# Listed records:

Content starts

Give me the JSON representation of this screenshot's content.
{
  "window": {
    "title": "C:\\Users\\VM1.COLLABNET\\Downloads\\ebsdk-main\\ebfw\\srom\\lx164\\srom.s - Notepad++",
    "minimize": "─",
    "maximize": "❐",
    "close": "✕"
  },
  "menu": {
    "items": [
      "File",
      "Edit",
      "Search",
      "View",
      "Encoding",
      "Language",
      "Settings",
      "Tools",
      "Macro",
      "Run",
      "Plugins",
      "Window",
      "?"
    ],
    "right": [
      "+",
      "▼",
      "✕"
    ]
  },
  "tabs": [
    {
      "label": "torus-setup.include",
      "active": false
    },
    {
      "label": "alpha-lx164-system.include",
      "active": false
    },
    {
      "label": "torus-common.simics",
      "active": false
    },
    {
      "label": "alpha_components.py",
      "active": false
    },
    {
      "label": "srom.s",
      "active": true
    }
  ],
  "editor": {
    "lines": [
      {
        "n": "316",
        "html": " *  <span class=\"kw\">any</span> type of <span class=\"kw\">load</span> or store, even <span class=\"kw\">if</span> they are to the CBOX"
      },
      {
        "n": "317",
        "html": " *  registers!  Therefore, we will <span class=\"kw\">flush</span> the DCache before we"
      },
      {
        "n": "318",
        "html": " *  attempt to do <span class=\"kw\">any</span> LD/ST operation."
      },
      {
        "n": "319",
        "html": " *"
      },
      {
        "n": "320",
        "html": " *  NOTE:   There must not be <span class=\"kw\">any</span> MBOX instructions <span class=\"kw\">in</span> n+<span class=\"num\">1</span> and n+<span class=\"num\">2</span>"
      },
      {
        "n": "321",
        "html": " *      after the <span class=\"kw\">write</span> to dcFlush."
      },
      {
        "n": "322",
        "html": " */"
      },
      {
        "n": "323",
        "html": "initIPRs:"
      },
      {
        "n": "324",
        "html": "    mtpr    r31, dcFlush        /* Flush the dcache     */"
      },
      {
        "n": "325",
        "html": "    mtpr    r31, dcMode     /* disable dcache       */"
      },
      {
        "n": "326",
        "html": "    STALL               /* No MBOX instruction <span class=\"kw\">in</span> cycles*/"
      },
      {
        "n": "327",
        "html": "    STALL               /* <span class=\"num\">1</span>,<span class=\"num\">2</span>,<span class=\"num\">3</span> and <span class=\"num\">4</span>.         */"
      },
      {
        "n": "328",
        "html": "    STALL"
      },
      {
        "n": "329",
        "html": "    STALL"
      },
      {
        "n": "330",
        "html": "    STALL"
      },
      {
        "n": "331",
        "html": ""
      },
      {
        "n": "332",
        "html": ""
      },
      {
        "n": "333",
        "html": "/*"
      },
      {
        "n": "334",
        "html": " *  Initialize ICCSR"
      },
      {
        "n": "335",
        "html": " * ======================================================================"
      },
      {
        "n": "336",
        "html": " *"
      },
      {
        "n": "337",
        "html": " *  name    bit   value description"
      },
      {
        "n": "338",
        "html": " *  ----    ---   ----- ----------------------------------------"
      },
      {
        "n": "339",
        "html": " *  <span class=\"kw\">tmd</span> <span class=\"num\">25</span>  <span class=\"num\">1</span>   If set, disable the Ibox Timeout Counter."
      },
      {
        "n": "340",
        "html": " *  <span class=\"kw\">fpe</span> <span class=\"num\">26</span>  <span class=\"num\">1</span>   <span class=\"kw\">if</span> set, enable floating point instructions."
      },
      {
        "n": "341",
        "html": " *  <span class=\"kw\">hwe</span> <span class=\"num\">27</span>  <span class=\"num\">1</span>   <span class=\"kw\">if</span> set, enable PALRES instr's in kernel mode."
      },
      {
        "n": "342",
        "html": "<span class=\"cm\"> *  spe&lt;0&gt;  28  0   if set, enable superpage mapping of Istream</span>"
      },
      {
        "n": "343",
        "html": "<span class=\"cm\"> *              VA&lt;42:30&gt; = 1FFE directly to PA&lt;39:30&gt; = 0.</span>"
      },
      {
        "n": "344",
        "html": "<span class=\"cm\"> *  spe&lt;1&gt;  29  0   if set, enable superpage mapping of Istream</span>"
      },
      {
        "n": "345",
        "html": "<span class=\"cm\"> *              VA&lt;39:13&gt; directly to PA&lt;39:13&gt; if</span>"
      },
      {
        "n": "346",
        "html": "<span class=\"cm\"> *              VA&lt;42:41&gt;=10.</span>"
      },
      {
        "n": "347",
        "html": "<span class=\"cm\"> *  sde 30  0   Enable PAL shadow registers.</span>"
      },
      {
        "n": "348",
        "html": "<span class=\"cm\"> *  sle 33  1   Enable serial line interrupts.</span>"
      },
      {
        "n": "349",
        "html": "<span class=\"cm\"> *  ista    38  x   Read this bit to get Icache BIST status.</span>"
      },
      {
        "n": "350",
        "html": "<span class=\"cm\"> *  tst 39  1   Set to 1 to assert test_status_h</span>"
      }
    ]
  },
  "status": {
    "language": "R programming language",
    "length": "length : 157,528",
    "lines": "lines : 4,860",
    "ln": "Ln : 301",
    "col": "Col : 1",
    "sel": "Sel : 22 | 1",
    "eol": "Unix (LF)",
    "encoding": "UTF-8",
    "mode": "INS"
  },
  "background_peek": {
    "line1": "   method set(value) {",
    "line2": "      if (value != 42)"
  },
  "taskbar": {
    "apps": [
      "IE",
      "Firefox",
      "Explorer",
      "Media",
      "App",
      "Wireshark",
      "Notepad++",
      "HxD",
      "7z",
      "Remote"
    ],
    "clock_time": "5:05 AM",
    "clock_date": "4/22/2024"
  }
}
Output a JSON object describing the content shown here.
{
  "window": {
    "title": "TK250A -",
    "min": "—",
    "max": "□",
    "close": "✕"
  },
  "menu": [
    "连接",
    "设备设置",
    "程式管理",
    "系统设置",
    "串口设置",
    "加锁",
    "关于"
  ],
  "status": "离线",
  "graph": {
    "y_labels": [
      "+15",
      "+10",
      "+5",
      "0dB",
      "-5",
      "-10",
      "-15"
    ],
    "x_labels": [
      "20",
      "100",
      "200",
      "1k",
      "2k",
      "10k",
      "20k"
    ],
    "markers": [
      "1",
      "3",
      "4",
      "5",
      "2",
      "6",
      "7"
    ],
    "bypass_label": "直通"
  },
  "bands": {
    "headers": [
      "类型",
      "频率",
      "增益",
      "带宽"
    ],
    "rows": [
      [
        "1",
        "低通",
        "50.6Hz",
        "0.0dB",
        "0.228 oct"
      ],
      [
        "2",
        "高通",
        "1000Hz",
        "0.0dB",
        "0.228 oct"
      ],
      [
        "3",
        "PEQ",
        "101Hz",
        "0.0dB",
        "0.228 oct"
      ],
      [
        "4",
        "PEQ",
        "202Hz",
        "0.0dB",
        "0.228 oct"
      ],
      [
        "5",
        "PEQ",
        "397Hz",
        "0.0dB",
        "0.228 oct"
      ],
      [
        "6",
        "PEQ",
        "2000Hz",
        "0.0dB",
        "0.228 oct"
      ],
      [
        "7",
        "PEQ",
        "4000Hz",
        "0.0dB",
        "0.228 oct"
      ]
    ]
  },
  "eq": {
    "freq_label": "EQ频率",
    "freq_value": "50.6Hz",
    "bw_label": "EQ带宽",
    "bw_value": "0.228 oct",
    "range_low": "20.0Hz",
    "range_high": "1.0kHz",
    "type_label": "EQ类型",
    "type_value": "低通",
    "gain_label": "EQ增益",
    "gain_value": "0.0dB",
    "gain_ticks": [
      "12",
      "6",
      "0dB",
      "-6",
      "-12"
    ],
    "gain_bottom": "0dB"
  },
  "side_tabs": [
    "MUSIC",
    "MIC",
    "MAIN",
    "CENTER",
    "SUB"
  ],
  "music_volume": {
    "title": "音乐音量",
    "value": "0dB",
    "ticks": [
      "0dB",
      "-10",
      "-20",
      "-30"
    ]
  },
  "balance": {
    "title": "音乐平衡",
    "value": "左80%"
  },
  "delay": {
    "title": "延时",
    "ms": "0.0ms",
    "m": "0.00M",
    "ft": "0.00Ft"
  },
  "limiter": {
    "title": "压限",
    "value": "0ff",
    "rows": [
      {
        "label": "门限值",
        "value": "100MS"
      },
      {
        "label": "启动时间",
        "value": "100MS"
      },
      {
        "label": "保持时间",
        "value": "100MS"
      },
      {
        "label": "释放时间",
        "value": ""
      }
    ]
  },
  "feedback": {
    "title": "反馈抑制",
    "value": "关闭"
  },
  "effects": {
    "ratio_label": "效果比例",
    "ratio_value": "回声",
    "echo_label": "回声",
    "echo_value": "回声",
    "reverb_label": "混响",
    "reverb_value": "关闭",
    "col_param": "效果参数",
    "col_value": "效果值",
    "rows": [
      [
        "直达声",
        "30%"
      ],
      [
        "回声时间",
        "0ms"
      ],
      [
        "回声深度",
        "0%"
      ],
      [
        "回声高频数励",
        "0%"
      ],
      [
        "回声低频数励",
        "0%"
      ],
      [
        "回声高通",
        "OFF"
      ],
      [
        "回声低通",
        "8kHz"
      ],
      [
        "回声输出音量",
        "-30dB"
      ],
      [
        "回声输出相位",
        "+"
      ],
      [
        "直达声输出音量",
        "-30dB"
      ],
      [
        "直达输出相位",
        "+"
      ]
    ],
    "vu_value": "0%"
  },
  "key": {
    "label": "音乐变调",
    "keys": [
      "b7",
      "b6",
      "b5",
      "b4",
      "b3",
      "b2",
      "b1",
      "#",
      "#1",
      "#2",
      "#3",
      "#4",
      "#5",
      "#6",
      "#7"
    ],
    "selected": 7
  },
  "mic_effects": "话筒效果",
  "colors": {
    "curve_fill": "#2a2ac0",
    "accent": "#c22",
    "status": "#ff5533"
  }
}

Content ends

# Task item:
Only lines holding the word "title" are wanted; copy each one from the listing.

# Result below:
    "title": "C:\\Users\\VM1.COLLABNET\\Downloads\\ebsdk-main\\ebfw\\srom\\lx164\\srom.s - Notepad++",
    "title": "TK250A -",
    "title": "音乐音量",
    "title": "音乐平衡",
    "title": "延时",
    "title": "压限",
    "title": "反馈抑制",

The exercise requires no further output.